* **WHAT IS EXPECTED**: Among the lines below, return each one that contains the word "with".

++++++++++++++++++++

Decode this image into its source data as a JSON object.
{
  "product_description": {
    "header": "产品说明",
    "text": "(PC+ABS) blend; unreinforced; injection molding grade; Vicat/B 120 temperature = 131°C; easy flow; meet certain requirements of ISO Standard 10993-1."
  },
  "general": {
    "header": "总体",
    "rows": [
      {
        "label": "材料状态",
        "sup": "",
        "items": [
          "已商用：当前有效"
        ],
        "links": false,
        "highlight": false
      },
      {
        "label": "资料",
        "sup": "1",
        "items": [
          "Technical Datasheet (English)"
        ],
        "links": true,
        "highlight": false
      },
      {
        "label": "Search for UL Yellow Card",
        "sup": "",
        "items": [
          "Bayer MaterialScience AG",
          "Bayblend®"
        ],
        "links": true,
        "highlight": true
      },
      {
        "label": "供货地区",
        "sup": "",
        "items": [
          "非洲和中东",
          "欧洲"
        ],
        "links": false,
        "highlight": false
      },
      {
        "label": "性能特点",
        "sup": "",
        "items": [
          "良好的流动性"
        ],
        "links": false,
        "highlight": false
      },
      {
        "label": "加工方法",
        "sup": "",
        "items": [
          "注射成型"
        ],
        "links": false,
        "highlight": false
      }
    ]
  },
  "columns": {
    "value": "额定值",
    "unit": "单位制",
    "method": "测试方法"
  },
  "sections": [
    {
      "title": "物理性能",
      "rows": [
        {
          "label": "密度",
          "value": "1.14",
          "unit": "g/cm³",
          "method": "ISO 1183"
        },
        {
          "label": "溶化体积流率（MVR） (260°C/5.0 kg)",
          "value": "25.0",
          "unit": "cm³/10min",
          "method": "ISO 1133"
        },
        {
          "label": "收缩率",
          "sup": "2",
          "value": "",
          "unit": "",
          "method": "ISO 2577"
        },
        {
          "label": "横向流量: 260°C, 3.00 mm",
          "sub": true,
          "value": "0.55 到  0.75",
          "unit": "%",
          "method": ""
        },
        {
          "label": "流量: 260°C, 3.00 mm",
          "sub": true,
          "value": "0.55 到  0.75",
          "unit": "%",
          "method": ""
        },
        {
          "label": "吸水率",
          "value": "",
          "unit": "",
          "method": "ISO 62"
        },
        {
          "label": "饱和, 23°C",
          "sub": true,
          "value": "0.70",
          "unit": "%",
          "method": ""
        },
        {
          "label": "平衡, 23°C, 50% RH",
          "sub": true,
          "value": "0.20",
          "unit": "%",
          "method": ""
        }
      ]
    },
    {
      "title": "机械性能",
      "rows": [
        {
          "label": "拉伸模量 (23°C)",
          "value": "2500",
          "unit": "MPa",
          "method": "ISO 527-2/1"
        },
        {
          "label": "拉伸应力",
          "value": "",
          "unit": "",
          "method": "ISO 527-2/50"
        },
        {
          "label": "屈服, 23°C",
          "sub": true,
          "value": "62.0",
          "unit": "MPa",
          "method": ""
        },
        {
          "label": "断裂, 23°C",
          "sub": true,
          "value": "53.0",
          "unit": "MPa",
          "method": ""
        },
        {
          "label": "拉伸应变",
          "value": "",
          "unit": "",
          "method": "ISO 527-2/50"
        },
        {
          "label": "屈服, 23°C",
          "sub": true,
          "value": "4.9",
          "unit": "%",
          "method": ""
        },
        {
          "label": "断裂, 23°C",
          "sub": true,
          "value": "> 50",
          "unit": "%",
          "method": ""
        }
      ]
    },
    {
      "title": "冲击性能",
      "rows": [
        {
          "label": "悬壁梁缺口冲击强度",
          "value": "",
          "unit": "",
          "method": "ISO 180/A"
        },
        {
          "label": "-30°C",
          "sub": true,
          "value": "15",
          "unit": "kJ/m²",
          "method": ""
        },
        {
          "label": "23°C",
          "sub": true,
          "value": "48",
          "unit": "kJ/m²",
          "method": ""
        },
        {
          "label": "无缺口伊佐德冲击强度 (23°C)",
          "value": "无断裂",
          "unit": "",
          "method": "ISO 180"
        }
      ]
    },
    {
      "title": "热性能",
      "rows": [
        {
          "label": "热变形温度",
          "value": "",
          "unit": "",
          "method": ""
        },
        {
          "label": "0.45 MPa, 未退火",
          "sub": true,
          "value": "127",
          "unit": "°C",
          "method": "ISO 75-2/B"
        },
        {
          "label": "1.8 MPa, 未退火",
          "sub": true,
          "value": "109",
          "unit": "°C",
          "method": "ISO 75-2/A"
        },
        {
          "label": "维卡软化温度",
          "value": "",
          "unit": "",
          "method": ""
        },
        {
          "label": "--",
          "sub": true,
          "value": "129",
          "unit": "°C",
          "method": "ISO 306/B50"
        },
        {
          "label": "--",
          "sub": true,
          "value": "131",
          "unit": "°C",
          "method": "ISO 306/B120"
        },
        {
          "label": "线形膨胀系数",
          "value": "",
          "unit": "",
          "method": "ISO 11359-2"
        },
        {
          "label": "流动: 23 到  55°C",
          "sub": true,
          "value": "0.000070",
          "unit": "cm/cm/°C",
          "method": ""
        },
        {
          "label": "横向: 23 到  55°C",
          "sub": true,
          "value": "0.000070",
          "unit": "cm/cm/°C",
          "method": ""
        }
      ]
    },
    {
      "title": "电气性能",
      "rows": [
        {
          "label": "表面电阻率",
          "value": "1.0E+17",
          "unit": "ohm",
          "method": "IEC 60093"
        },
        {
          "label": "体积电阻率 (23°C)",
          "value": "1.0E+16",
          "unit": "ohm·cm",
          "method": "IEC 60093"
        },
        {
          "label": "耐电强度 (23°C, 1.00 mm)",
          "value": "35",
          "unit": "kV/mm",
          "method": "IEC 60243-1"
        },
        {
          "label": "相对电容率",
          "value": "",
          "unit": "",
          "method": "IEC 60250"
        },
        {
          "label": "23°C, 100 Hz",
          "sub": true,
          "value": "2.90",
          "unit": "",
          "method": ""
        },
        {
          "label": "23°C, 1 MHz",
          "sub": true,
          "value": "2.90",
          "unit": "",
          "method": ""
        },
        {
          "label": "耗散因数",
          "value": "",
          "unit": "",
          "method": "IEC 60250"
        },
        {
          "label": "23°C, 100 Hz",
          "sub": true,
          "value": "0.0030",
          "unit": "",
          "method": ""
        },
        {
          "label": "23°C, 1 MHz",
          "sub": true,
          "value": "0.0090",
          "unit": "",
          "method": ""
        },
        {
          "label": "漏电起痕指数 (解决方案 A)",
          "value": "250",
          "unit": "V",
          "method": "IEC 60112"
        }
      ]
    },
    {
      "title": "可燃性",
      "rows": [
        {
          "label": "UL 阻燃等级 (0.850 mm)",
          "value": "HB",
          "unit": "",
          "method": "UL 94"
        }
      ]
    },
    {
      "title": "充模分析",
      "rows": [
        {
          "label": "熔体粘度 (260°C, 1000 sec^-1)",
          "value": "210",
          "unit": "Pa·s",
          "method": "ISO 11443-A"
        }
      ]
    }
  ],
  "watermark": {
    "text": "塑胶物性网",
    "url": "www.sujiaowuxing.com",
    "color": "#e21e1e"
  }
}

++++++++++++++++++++

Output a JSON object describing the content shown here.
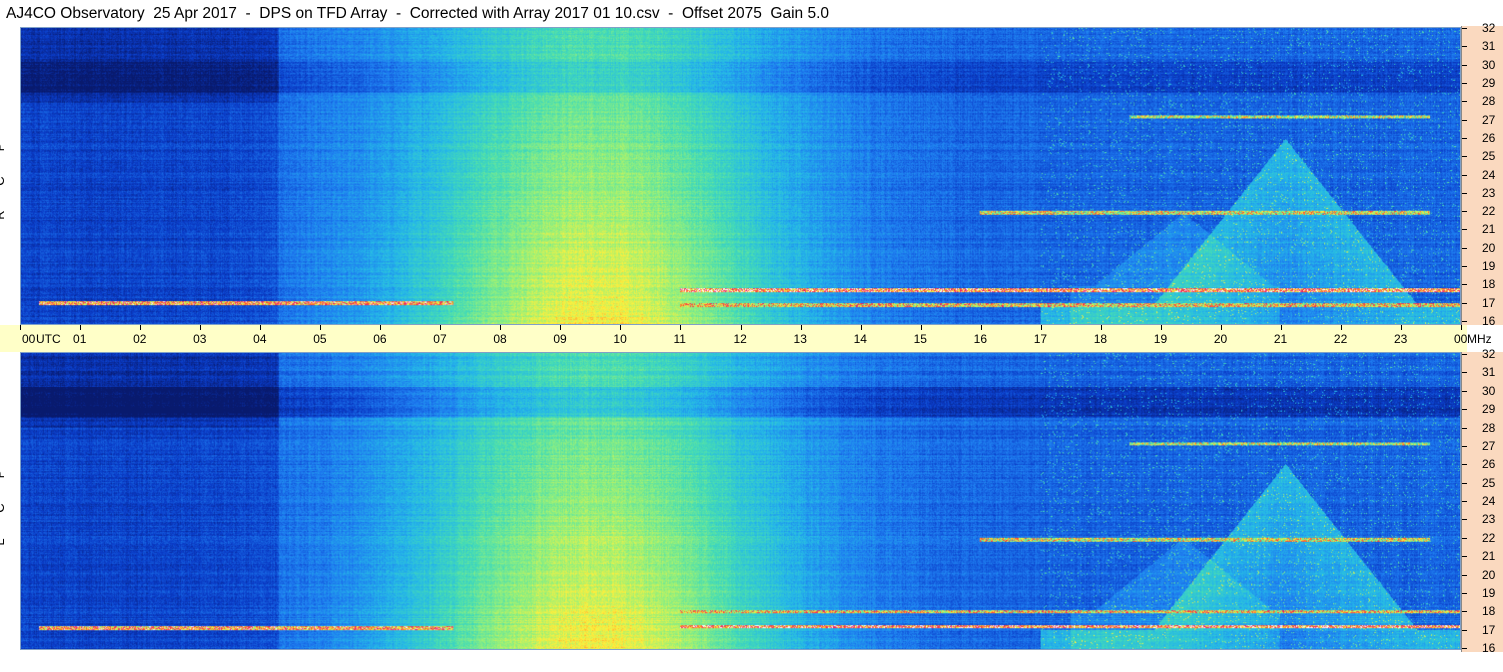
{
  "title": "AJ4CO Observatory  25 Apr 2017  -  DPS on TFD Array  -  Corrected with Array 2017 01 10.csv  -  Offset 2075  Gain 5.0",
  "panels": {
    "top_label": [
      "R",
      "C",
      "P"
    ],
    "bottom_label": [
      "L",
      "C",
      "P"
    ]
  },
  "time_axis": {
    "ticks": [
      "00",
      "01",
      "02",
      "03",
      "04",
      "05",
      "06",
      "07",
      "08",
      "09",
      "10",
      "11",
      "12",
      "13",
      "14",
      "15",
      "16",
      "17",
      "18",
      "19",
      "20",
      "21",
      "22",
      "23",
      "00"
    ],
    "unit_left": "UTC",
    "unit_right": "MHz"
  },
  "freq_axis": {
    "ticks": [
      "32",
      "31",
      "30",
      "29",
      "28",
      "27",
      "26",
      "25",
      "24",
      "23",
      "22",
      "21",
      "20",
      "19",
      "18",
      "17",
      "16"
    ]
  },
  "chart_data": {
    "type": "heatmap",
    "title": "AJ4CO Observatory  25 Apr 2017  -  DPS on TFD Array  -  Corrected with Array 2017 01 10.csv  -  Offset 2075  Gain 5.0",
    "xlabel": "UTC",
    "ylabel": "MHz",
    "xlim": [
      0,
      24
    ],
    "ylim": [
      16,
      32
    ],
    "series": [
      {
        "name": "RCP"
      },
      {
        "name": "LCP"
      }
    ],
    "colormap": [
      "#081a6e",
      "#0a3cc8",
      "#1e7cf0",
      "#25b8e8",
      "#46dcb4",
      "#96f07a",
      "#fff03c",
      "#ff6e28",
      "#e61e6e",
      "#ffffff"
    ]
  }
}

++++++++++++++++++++

* **SOLUTION TO THE PROBLEM**:
  "title": "AJ4CO Observatory  25 Apr 2017  -  DPS on TFD Array  -  Corrected with Array 2017 01 10.csv  -  Offset 2075  Gain 5.0",
    "title": "AJ4CO Observatory  25 Apr 2017  -  DPS on TFD Array  -  Corrected with Array 2017 01 10.csv  -  Offset 2075  Gain 5.0",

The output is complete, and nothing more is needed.